# Exercise instructions:
The lines below should be written out again in full, exactly as they are.
___
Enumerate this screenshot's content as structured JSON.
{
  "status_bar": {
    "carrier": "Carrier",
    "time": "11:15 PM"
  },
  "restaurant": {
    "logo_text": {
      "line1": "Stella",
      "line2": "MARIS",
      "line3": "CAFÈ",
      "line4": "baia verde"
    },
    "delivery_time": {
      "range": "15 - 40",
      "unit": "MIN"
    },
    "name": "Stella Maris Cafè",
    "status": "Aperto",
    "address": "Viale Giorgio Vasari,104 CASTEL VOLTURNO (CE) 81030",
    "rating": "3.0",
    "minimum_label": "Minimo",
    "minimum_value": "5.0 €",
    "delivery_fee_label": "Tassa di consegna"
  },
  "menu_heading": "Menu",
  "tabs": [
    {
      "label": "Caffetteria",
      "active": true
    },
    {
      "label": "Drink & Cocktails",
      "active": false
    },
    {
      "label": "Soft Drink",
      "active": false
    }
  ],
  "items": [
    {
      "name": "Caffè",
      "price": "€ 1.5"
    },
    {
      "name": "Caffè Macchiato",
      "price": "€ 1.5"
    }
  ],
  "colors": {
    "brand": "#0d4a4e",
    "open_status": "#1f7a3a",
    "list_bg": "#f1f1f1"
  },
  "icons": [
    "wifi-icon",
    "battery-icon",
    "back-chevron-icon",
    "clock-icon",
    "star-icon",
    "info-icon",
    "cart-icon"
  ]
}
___
# Exercise response:
Enumerate this screenshot's content as structured JSON.
{
  "status_bar": {
    "carrier": "Carrier",
    "time": "11:15 PM"
  },
  "restaurant": {
    "logo_text": {
      "line1": "Stella",
      "line2": "MARIS",
      "line3": "CAFÈ",
      "line4": "baia verde"
    },
    "delivery_time": {
      "range": "15 - 40",
      "unit": "MIN"
    },
    "name": "Stella Maris Cafè",
    "status": "Aperto",
    "address": "Viale Giorgio Vasari,104 CASTEL VOLTURNO (CE) 81030",
    "rating": "3.0",
    "minimum_label": "Minimo",
    "minimum_value": "5.0 €",
    "delivery_fee_label": "Tassa di consegna"
  },
  "menu_heading": "Menu",
  "tabs": [
    {
      "label": "Caffetteria",
      "active": true
    },
    {
      "label": "Drink & Cocktails",
      "active": false
    },
    {
      "label": "Soft Drink",
      "active": false
    }
  ],
  "items": [
    {
      "name": "Caffè",
      "price": "€ 1.5"
    },
    {
      "name": "Caffè Macchiato",
      "price": "€ 1.5"
    }
  ],
  "colors": {
    "brand": "#0d4a4e",
    "open_status": "#1f7a3a",
    "list_bg": "#f1f1f1"
  },
  "icons": [
    "wifi-icon",
    "battery-icon",
    "back-chevron-icon",
    "clock-icon",
    "star-icon",
    "info-icon",
    "cart-icon"
  ]
}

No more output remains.